Snowdrops, the early messengers of spring, are flowering, which means a change of season canít be far behind. Bulbs are pushing through the soil and tree buds are beginning to swell. February is a particularly important time for lawns.

But February can be a difficult time to be outside, let alone want to work outside. Itís windy, itís wet and muddy; the days remain short and there may still be snow on the ground.

If your garden is really wet, itís best to stay off the soil and find some other tasks. Constant treading on saturated soil soon leads to muddy conditions. The air soon becomes squashed out of the soil and it becomes so compacted that it is difficult to get its loose structure back when it eventually dries out. This is especially the case if you have a clay soil. If you must work on the soil, use broad boards to spread your weight. The soil will become less compacted this way.

Deciduous pruning

Now is the time to prune deciduous hedges that became overgrown towards the end of last summer. You canít leave pruning in general a moment longer, as birds will soon begin to thicken up their nests, particularly in hedgerows. Prune the growth back to about two feet lower than the height you actually want the hedge to be. For the sides of the hedge, trim narrower at the top and wider at the base. Young shoots will soon emerge, giving you the shape you desire.

Finish weeding and maintaining borders as soon as possible. New shoots, particularly crocus bulbs, are easily damaged if you leave this task until the end of the month.

Look after your lawn

Aerate your lawn if it suffers from poor drainage. If, after a rain shower, water lies on the surface of the lawn for any length of time, you need to aerate your lawn. Simply push a garden fork about six inches into the lawn and rack it back and forth. Do this every six to twelve inches over the whole lawn. While all the holes are still freshly opened, sprinkle sharp sand over the lawn then brush in.

Rake out all the accumulated dead grass to let in the in light and air and also to help with drainage. Dig out any weeds Ė roots and all.

If the grass has started to grow, cut the lawn for the first time. Set the blades to a higher setting than usual for the initial two or three cuts. If your lawn has lots of worm casts on it, brush these away before cutting. If you donít, the resultant flattened patches of soil from mowing make ideal seed beds for weeds.
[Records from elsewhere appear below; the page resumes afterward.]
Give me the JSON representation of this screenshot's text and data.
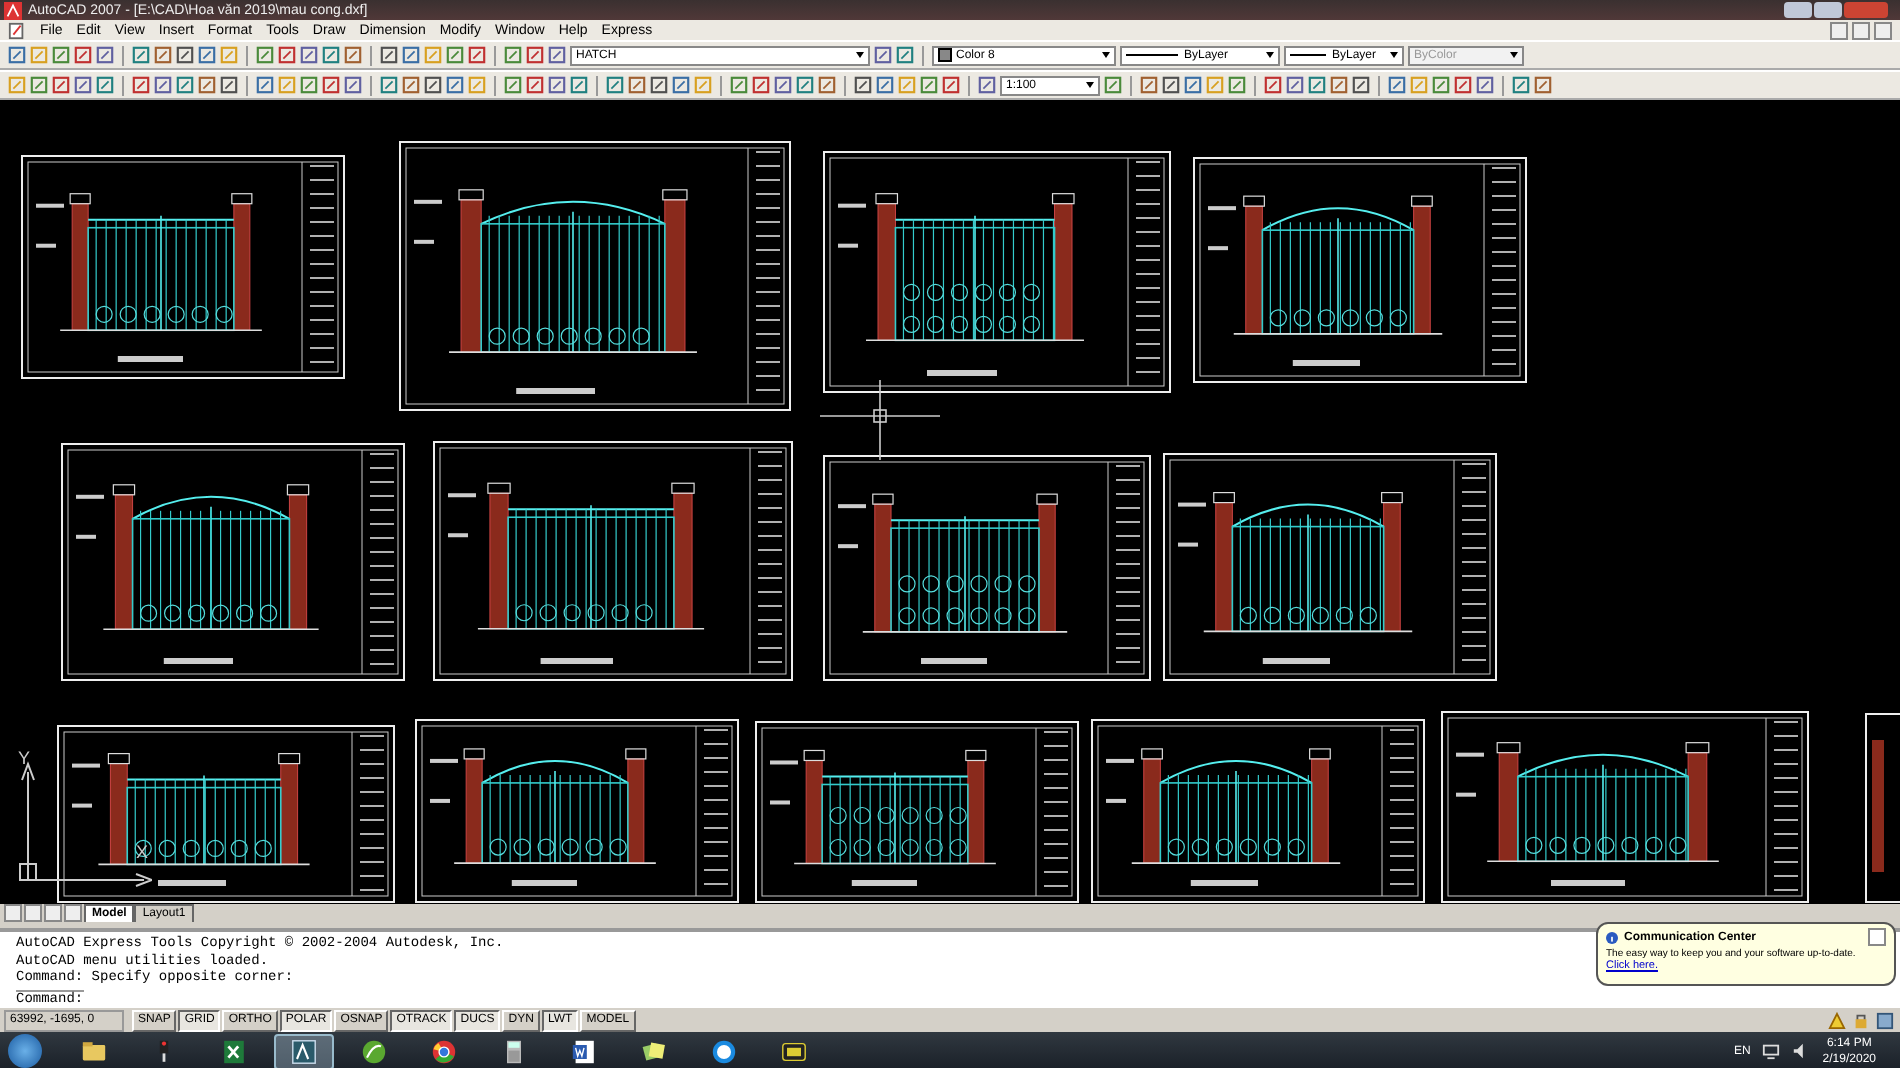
{
  "window": {
    "title": "AutoCAD 2007 - [E:\\CAD\\Hoa văn 2019\\mau cong.dxf]"
  },
  "menu": [
    "File",
    "Edit",
    "View",
    "Insert",
    "Format",
    "Tools",
    "Draw",
    "Dimension",
    "Modify",
    "Window",
    "Help",
    "Express"
  ],
  "toolbar": {
    "layer": "HATCH",
    "color_setting": "Color 8",
    "linetype": "ByLayer",
    "lineweight": "ByLayer",
    "plot_style": "ByColor",
    "scale": "1:100"
  },
  "axis_labels": [
    "Y",
    "X"
  ],
  "layout_tabs": [
    {
      "label": "Model",
      "selected": true
    },
    {
      "label": "Layout1",
      "selected": false
    }
  ],
  "command_lines": [
    "AutoCAD Express Tools Copyright © 2002-2004 Autodesk, Inc.",
    "AutoCAD menu utilities loaded.",
    "Command: Specify opposite corner:"
  ],
  "command_prompt": "Command:",
  "status": {
    "coordinates": "63992, -1695, 0",
    "toggles": [
      {
        "label": "SNAP",
        "on": false
      },
      {
        "label": "GRID",
        "on": true
      },
      {
        "label": "ORTHO",
        "on": false
      },
      {
        "label": "POLAR",
        "on": true
      },
      {
        "label": "OSNAP",
        "on": false
      },
      {
        "label": "OTRACK",
        "on": true
      },
      {
        "label": "DUCS",
        "on": true
      },
      {
        "label": "DYN",
        "on": false
      },
      {
        "label": "LWT",
        "on": true
      },
      {
        "label": "MODEL",
        "on": false
      }
    ]
  },
  "notification": {
    "title": "Communication Center",
    "message": "The easy way to keep you and your software up-to-date.",
    "link": "Click here."
  },
  "taskbar": {
    "apps": [
      {
        "kind": "folder",
        "selected": false
      },
      {
        "kind": "media",
        "selected": false
      },
      {
        "kind": "spreadsheet",
        "selected": false
      },
      {
        "kind": "cad",
        "selected": true
      },
      {
        "kind": "leaf",
        "selected": false
      },
      {
        "kind": "browser",
        "selected": false
      },
      {
        "kind": "calculator",
        "selected": false
      },
      {
        "kind": "document",
        "selected": false
      },
      {
        "kind": "notes",
        "selected": false
      },
      {
        "kind": "chat",
        "selected": false
      },
      {
        "kind": "archive",
        "selected": false
      }
    ],
    "language": "EN",
    "time": "6:14 PM",
    "date": "2/19/2020"
  }
}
If youíve given up on your old lawn, now is also the time to lay turf for a new one Ė provided itís not too wet or if the ground is frozen.

Top dressing

For pot grown plants, remove the top inch or so of old soil and replace with compost containing a slow-release fertiliser. Take great care not to damage any roots that may be growing near the surface.

It's also essential to finish any fruit tree pruning left over from before Christmas. Also, cut back to ground level any dead stems of herbaceous plants that have survived the winter upright.

Don't forget to sow half-hardy annuals this month. Busy, busy!